### Records provided
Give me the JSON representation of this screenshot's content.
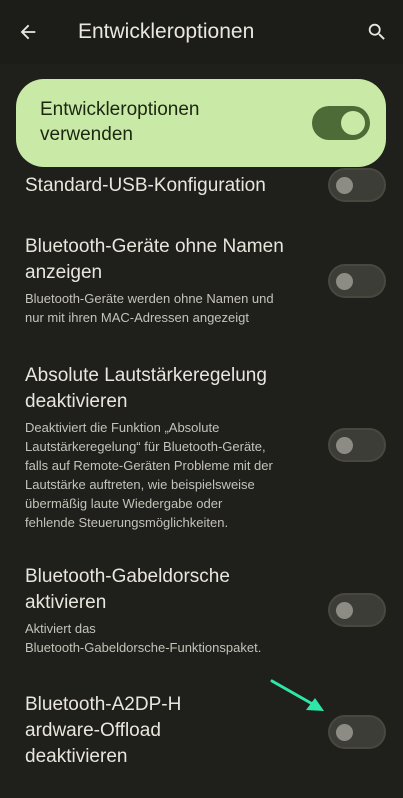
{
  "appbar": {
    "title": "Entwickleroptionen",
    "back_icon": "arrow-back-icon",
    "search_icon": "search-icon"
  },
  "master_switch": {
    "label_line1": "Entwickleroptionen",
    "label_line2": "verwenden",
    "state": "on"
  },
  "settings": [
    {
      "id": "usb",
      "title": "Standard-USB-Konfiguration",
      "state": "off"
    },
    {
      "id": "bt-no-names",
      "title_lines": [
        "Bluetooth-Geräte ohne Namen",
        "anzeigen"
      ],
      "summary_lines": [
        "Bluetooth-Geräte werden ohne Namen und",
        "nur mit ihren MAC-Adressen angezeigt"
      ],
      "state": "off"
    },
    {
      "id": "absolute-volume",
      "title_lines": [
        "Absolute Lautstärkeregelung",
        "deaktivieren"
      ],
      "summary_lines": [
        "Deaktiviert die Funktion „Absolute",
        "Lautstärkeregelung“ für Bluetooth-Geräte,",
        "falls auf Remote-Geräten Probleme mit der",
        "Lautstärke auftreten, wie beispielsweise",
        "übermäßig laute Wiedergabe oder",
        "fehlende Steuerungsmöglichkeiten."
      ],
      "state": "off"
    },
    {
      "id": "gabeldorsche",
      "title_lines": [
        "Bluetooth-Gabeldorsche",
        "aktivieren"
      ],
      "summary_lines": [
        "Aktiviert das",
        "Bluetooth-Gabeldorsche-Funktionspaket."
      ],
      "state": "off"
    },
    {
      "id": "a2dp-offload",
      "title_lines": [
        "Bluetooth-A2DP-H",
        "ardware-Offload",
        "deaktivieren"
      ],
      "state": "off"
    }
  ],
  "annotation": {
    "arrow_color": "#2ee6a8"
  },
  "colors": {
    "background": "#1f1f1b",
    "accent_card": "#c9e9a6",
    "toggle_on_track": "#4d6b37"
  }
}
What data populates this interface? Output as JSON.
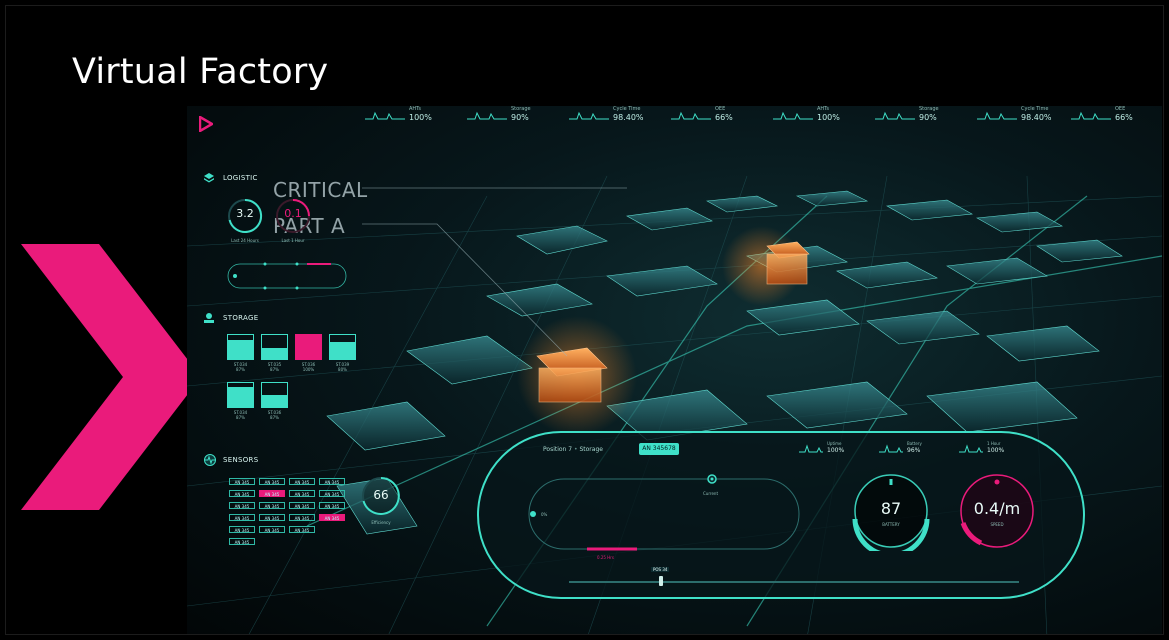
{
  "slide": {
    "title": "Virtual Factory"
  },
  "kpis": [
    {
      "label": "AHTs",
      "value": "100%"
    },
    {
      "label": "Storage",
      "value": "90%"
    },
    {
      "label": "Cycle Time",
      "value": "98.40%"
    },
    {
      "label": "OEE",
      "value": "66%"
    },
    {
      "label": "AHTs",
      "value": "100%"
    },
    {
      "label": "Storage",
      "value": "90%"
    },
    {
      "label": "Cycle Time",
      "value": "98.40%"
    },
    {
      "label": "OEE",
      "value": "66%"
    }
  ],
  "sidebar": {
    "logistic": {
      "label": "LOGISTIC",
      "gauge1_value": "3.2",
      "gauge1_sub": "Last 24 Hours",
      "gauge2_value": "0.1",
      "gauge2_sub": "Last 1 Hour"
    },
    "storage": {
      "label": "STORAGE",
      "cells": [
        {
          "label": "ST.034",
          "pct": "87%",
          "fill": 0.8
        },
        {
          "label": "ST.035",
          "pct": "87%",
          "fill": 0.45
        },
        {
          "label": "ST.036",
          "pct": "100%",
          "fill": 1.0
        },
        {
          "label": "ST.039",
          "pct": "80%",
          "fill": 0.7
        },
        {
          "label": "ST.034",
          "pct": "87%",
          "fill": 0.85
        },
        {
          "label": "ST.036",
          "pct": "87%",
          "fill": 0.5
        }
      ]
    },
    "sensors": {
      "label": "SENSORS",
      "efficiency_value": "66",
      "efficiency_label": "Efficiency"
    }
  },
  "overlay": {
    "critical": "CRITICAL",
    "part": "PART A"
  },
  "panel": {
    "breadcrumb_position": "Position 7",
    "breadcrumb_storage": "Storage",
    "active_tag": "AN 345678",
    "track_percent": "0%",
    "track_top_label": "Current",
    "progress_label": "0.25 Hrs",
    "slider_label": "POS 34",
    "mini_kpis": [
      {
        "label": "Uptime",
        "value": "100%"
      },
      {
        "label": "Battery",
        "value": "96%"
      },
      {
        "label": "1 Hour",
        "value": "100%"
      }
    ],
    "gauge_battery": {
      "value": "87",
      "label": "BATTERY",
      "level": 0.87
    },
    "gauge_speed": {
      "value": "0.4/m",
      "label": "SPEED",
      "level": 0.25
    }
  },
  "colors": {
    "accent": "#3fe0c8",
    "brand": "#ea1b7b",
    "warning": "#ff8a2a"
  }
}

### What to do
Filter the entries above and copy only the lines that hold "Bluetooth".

### Answer space
        "Bluetooth-Geräte ohne Namen",
        "Bluetooth-Geräte werden ohne Namen und",
        "Lautstärkeregelung“ für Bluetooth-Geräte,",
        "Bluetooth-Gabeldorsche",
        "Bluetooth-Gabeldorsche-Funktionspaket."
        "Bluetooth-A2DP-H",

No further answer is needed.